Task prompt
Every record should be copied exactly, and the images omitted.

The records
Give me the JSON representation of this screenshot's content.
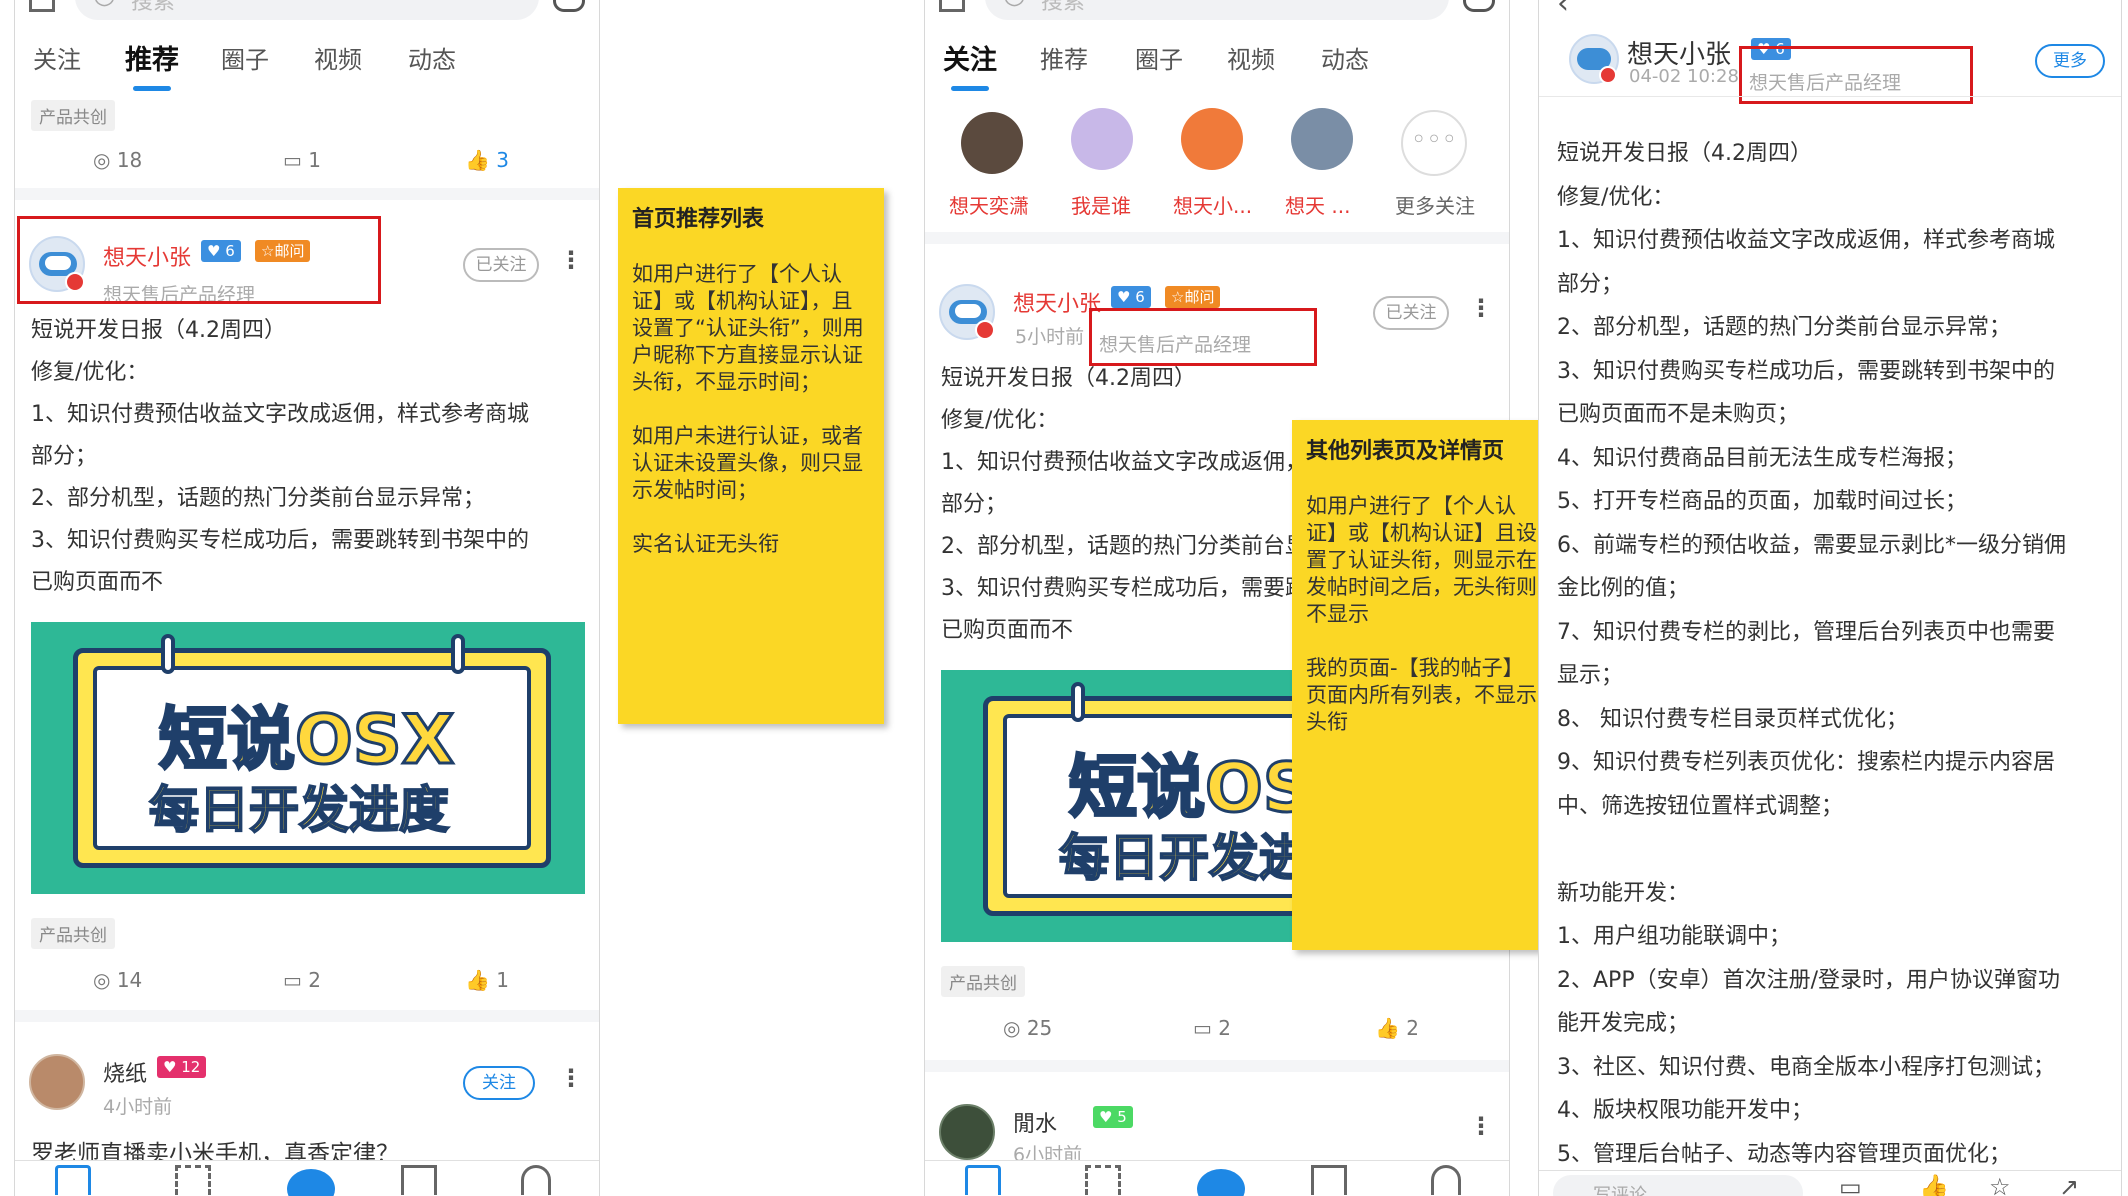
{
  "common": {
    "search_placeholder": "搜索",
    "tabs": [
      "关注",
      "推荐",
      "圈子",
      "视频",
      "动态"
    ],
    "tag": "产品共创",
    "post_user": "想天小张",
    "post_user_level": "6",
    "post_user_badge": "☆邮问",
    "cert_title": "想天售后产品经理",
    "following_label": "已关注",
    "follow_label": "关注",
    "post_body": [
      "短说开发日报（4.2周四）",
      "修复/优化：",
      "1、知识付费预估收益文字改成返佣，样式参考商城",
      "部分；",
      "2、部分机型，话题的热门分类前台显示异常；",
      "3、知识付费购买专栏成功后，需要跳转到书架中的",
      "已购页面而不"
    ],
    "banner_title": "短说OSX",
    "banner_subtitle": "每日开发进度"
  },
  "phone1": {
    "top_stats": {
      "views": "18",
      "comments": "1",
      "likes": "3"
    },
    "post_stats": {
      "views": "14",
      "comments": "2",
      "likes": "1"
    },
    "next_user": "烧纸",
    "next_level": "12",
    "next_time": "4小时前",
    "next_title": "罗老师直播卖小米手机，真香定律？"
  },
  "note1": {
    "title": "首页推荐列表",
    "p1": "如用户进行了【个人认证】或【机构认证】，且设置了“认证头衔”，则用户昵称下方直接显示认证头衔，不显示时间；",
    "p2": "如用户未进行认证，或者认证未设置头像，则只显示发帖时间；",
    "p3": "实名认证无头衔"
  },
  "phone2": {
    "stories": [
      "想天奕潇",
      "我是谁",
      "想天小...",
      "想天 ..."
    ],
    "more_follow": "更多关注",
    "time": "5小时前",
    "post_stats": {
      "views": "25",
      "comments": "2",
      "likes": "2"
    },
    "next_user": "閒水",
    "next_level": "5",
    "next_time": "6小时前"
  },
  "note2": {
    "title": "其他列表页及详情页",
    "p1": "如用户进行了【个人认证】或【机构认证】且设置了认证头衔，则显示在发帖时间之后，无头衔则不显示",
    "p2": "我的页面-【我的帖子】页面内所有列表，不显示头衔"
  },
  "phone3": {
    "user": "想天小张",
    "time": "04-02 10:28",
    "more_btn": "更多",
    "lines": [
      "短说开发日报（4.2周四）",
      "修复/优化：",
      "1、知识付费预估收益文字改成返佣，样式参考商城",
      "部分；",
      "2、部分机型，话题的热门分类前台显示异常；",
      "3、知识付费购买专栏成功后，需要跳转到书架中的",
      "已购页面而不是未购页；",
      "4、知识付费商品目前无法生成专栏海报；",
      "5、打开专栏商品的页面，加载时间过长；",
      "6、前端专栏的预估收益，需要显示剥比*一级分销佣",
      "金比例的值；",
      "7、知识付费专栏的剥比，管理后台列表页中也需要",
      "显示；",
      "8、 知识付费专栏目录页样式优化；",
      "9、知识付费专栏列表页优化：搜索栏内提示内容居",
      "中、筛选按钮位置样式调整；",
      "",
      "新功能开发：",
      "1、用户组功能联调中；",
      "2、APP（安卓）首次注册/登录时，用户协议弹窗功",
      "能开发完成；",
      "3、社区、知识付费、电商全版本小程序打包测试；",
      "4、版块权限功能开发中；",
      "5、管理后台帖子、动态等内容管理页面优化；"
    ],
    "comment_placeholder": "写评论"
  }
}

Exercise solution
Give me the JSON representation of this screenshot's content.
{
  "common": {
    "search_placeholder": "搜索",
    "tabs": [
      "关注",
      "推荐",
      "圈子",
      "视频",
      "动态"
    ],
    "tag": "产品共创",
    "post_user": "想天小张",
    "post_user_level": "6",
    "post_user_badge": "☆邮问",
    "cert_title": "想天售后产品经理",
    "following_label": "已关注",
    "follow_label": "关注",
    "post_body": [
      "短说开发日报（4.2周四）",
      "修复/优化：",
      "1、知识付费预估收益文字改成返佣，样式参考商城",
      "部分；",
      "2、部分机型，话题的热门分类前台显示异常；",
      "3、知识付费购买专栏成功后，需要跳转到书架中的",
      "已购页面而不"
    ],
    "banner_title": "短说OSX",
    "banner_subtitle": "每日开发进度"
  },
  "phone1": {
    "top_stats": {
      "views": "18",
      "comments": "1",
      "likes": "3"
    },
    "post_stats": {
      "views": "14",
      "comments": "2",
      "likes": "1"
    },
    "next_user": "烧纸",
    "next_level": "12",
    "next_time": "4小时前",
    "next_title": "罗老师直播卖小米手机，真香定律？"
  },
  "note1": {
    "title": "首页推荐列表",
    "p1": "如用户进行了【个人认证】或【机构认证】，且设置了“认证头衔”，则用户昵称下方直接显示认证头衔，不显示时间；",
    "p2": "如用户未进行认证，或者认证未设置头像，则只显示发帖时间；",
    "p3": "实名认证无头衔"
  },
  "phone2": {
    "stories": [
      "想天奕潇",
      "我是谁",
      "想天小...",
      "想天 ..."
    ],
    "more_follow": "更多关注",
    "time": "5小时前",
    "post_stats": {
      "views": "25",
      "comments": "2",
      "likes": "2"
    },
    "next_user": "閒水",
    "next_level": "5",
    "next_time": "6小时前"
  },
  "note2": {
    "title": "其他列表页及详情页",
    "p1": "如用户进行了【个人认证】或【机构认证】且设置了认证头衔，则显示在发帖时间之后，无头衔则不显示",
    "p2": "我的页面-【我的帖子】页面内所有列表，不显示头衔"
  },
  "phone3": {
    "user": "想天小张",
    "time": "04-02 10:28",
    "more_btn": "更多",
    "lines": [
      "短说开发日报（4.2周四）",
      "修复/优化：",
      "1、知识付费预估收益文字改成返佣，样式参考商城",
      "部分；",
      "2、部分机型，话题的热门分类前台显示异常；",
      "3、知识付费购买专栏成功后，需要跳转到书架中的",
      "已购页面而不是未购页；",
      "4、知识付费商品目前无法生成专栏海报；",
      "5、打开专栏商品的页面，加载时间过长；",
      "6、前端专栏的预估收益，需要显示剥比*一级分销佣",
      "金比例的值；",
      "7、知识付费专栏的剥比，管理后台列表页中也需要",
      "显示；",
      "8、 知识付费专栏目录页样式优化；",
      "9、知识付费专栏列表页优化：搜索栏内提示内容居",
      "中、筛选按钮位置样式调整；",
      "",
      "新功能开发：",
      "1、用户组功能联调中；",
      "2、APP（安卓）首次注册/登录时，用户协议弹窗功",
      "能开发完成；",
      "3、社区、知识付费、电商全版本小程序打包测试；",
      "4、版块权限功能开发中；",
      "5、管理后台帖子、动态等内容管理页面优化；"
    ],
    "comment_placeholder": "写评论"
  }
}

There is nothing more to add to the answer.